Carefully-matched pairs of written job applications were made to test for age discrimination in hiring. A twenty-one year-old and a thirty-nine year-old woman applied for jobs where a “new graduate” was sought; men aged twenty-seven and forty-seven, inquired about employment as waiters; women aged twenty-seven and forty-seven, inquired about employment in retail sales. The rate of net discrimination against the older graduate, and against the older waiters in their London inquiries, correspond to the highest rates ever recorded anywhere, by written tests, for racial discrimination.

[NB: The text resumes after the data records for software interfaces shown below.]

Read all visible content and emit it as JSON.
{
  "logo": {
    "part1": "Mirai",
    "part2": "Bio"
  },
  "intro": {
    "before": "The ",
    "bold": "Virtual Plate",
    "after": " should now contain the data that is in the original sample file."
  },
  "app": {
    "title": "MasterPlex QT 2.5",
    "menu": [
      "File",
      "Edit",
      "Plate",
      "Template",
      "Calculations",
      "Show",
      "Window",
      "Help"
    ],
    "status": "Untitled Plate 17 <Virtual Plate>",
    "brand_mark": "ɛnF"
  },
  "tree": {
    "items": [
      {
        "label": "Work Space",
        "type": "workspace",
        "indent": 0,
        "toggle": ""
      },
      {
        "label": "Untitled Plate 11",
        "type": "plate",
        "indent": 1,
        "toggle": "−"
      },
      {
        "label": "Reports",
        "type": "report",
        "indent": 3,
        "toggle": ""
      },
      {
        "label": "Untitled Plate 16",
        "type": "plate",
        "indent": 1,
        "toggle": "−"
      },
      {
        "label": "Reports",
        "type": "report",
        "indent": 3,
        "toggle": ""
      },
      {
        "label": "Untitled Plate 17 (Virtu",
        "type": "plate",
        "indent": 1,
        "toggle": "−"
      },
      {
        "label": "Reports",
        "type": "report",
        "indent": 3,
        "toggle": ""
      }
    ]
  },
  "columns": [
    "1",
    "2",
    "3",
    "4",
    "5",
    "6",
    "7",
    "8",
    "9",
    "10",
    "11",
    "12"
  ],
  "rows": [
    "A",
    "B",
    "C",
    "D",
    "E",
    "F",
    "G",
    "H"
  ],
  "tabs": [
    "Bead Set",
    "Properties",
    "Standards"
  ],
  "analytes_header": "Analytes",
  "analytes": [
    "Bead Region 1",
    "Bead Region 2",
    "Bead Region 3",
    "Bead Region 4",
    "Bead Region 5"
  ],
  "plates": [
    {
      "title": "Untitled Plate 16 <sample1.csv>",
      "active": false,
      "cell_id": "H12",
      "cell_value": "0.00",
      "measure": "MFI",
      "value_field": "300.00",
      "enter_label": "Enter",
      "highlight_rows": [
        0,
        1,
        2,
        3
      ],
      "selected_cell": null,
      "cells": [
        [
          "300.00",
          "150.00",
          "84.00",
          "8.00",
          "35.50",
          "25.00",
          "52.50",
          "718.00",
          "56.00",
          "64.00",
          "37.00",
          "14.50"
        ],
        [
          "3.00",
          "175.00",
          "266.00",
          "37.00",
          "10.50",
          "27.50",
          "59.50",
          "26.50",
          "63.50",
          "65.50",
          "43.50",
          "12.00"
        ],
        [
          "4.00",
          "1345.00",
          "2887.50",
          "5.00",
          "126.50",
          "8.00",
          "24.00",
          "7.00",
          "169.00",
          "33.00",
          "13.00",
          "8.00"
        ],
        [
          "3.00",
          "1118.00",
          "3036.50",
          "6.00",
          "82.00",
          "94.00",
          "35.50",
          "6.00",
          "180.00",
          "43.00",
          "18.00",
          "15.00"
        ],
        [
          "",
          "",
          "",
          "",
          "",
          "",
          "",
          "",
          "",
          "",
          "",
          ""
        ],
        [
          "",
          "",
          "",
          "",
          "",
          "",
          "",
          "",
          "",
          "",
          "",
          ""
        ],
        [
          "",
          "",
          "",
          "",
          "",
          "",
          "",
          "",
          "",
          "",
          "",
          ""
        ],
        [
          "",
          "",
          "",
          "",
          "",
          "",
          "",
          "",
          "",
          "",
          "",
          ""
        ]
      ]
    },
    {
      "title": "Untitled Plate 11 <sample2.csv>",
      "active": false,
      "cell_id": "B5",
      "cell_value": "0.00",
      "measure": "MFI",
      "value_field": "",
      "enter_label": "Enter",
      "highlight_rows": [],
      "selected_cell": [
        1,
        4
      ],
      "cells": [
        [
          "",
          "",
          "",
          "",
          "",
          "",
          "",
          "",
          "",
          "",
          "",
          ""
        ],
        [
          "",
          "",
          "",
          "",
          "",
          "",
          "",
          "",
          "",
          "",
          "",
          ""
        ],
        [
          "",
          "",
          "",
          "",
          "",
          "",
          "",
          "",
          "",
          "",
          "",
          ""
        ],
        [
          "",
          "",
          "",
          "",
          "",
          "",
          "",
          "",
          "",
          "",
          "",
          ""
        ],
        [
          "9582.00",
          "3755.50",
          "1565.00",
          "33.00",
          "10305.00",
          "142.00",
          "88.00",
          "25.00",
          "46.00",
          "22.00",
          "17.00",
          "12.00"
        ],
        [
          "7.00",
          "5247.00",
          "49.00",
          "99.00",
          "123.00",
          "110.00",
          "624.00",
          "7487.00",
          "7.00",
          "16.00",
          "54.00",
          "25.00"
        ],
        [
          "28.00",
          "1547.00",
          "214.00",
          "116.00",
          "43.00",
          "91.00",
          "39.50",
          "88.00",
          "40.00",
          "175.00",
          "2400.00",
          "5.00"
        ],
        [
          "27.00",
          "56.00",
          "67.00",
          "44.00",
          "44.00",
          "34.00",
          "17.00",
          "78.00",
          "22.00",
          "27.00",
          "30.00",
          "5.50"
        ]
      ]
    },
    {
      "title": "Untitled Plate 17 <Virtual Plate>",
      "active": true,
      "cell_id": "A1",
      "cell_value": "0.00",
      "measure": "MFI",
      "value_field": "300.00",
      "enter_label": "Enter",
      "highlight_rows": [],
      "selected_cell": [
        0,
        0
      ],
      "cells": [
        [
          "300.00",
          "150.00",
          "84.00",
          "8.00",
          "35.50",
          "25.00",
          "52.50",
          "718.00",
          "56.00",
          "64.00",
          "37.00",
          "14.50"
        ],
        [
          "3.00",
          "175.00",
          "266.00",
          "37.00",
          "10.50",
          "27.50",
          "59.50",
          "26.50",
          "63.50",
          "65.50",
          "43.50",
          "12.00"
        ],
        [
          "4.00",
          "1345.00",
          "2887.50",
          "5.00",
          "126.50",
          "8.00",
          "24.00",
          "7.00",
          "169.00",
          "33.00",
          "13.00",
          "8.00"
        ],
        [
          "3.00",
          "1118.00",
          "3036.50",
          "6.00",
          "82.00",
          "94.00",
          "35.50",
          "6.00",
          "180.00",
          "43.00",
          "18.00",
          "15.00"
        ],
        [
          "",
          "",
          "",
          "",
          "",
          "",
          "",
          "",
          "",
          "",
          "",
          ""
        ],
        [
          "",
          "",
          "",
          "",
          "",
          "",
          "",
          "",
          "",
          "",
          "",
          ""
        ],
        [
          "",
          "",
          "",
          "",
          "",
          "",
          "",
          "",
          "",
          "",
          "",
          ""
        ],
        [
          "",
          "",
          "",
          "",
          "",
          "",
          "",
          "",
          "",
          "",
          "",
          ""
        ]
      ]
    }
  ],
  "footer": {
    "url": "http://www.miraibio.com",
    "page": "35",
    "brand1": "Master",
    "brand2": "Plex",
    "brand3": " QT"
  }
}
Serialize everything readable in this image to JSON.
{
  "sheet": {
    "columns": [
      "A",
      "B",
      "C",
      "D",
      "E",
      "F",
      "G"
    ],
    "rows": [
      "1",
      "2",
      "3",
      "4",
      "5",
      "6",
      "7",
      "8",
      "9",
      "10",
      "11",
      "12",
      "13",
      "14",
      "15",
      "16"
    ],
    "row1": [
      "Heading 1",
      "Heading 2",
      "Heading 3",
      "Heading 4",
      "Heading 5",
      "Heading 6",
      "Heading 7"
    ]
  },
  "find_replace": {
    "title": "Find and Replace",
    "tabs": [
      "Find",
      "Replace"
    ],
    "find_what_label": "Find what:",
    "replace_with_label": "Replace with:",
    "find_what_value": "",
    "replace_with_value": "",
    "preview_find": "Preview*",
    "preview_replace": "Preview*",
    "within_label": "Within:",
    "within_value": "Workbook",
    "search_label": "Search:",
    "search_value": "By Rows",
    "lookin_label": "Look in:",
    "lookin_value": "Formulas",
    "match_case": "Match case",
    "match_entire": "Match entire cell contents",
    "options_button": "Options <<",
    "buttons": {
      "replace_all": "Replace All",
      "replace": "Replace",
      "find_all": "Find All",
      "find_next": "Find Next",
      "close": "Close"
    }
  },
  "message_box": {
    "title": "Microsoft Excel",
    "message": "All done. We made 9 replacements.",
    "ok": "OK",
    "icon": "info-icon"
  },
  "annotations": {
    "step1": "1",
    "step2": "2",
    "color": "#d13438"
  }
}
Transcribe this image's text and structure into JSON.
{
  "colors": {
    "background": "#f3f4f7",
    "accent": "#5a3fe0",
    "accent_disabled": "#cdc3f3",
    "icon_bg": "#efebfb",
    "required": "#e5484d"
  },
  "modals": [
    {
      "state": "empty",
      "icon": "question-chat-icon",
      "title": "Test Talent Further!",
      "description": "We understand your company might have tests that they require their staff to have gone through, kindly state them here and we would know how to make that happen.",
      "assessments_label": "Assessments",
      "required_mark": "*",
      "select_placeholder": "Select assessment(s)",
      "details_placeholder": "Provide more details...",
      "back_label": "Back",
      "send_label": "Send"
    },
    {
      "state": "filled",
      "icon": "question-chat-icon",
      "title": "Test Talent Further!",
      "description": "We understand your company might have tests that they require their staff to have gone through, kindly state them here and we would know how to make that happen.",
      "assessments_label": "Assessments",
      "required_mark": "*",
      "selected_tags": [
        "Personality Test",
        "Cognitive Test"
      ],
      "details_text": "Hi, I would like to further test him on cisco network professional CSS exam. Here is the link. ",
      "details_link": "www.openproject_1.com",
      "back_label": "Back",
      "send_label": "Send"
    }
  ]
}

There was a statistically significant preference for the older applicant in retail sales.
|Place of Publication||Bonn|
|Publisher||Institute for the Study of Labour|
|Number of pages||34|
|Publication status||Published - Sep 2007|